Aside: I wonder how, isolated in a little underpants training cell, many men would feel if another male firmly grabbed, lifted and squashed their testicles, re-arranging them to fit expertly into special different styles and colours of jocks etc. The men I know would probably love it after the first shockwave. 

After several trials, the patient young sales assistant discovered I was somehow between sizes – for some unknown reason, this also seems to happen to me with shoes. Undaunted, she went off to find a compromise brand and style. Each time she left the cell, she joked ‘Back into the labyrinth’.  I rested between each foray, concerned about next door hearing everything about my personal anatomy, trying to cope with my soaring stress levels. Moreover, each time I tried on a new version, I found I had some kind of bra-fitting amnesia and couldn’t quite recall, let alone master, the exact lean forward, prod, lift and fit procedure. I was certainly teetering on the brink of failing Bra-Fitting 101.

Aside: This tends to happen to me in the gym also – a form of ‘gymnesia’ I call it, occurring when asked to repeat an elaborate exercise.  At that stage, I find I have completely wiped the ritual from my mind, which is usually roaming anywhere but in the gym, despite my delightful PT. Now I seem to have spawned its little sister, ‘bra-nesia’.

Meanwhile, a woman, and (unexpectedly for me, and also, apparently, for her attendant) her male partner were chatting animatedly in French and English in the next door cell with the thin walls. Finally after her own bilingual version of trial and error, her size was deemed to be 14A. On hearing this, I had a moment of regret – I once was smaller than the French woman (whom I never saw). Just for a bit of blog fun and the accompanying bra-nostalgia, I dug out some old pics of me when I was about as young as the expert sales assistant…

Out on the town In my early 20s.

Out on the town in my early 20s.

Finally the agony was over – there certainly wasn’t much ecstasy. But at least I got $20 off each new bra and was told brightly by the assistant : ‘Now you can go home and throw out all those old bras’. So after a restorative lunch at Pablo’s in New Farm with one of the Wiffwaff Sistas, I went home and threw out about 15 old bras lurking smugly in one of my drawers.
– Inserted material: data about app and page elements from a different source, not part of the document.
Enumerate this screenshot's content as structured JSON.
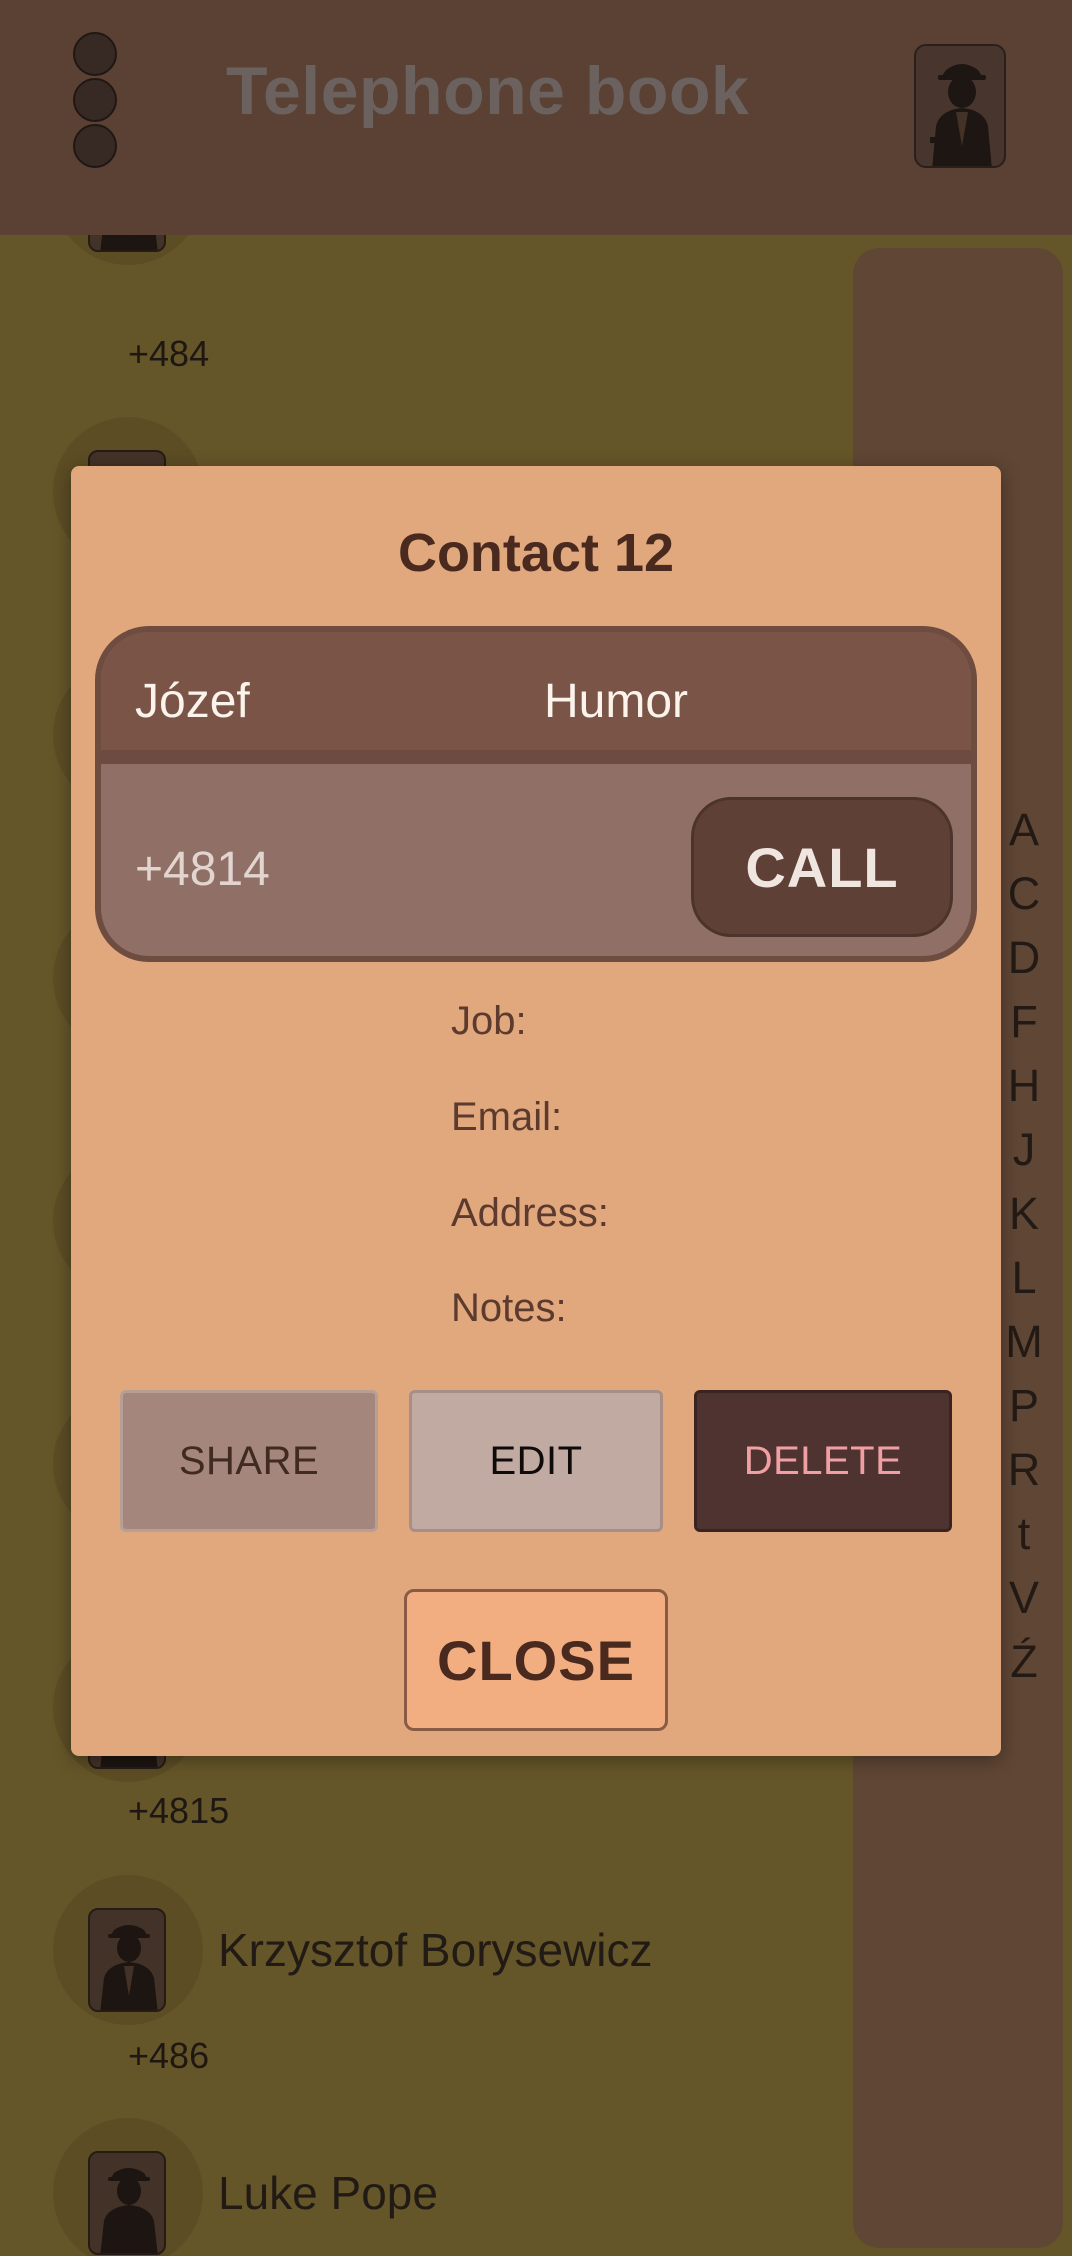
{
  "app_bar": {
    "title": "Telephone book",
    "menu_icon": "more-vertical-icon",
    "add_contact_icon": "add-contact-icon"
  },
  "contact_list": {
    "items": [
      {
        "name": "",
        "phone": "+484"
      },
      {
        "name": "",
        "phone": ""
      },
      {
        "name": "",
        "phone": ""
      },
      {
        "name": "",
        "phone": ""
      },
      {
        "name": "",
        "phone": ""
      },
      {
        "name": "",
        "phone": ""
      },
      {
        "name": "",
        "phone": "+4815"
      },
      {
        "name": "Krzysztof Borysewicz",
        "phone": "+486"
      },
      {
        "name": "Luke Pope",
        "phone": ""
      }
    ]
  },
  "alphabet_index": [
    "A",
    "C",
    "D",
    "F",
    "H",
    "J",
    "K",
    "L",
    "M",
    "P",
    "R",
    "t",
    "V",
    "Ź"
  ],
  "dialog": {
    "title": "Contact 12",
    "first_name": "Józef",
    "last_name": "Humor",
    "phone": "+4814",
    "call_label": "CALL",
    "fields": {
      "job": "Job:",
      "email": "Email:",
      "address": "Address:",
      "notes": "Notes:"
    },
    "share_label": "SHARE",
    "edit_label": "EDIT",
    "delete_label": "DELETE",
    "close_label": "CLOSE"
  },
  "colors": {
    "app_bar": "#5a4133",
    "list_background": "#655629",
    "dialog_background": "#e1a87e",
    "accent_brown": "#5e4036",
    "delete_text": "#f0a0a4"
  }
}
At least I was obedient in that department. As yet,  I haven’t successfully donned the new bra with all the accompanying rituals – that will have to wait till I head out tonight to yet another Bob Dylan concert . Not that Bob would particularly care about a dedicated fan’s pretty bra. But I will feel a lot better secretly knowing about my precious new undergarment as I sing along to All Along the Watchtower and, of course, Tangled Up in Blue

Old bras destined for the bin

Old bras destined for the bin

Aside: Here is another nice nostalgic pic of three youthful people…at my wedding where I won the Courier Mail Easter Bride of the Year (second prize!) or some such nonsense. I have to remind my ageing self that I too was once young like the sweet sales assistant in the David Jones lingerie department.

'Most modern' bride with my bridesmaids 'Joan' and 'Dorothea' who have appeared in various blogs

‘Most modern’ bride with my bridesmaids ‘Joan’ and ‘Dorothea’ who have appeared in various blogs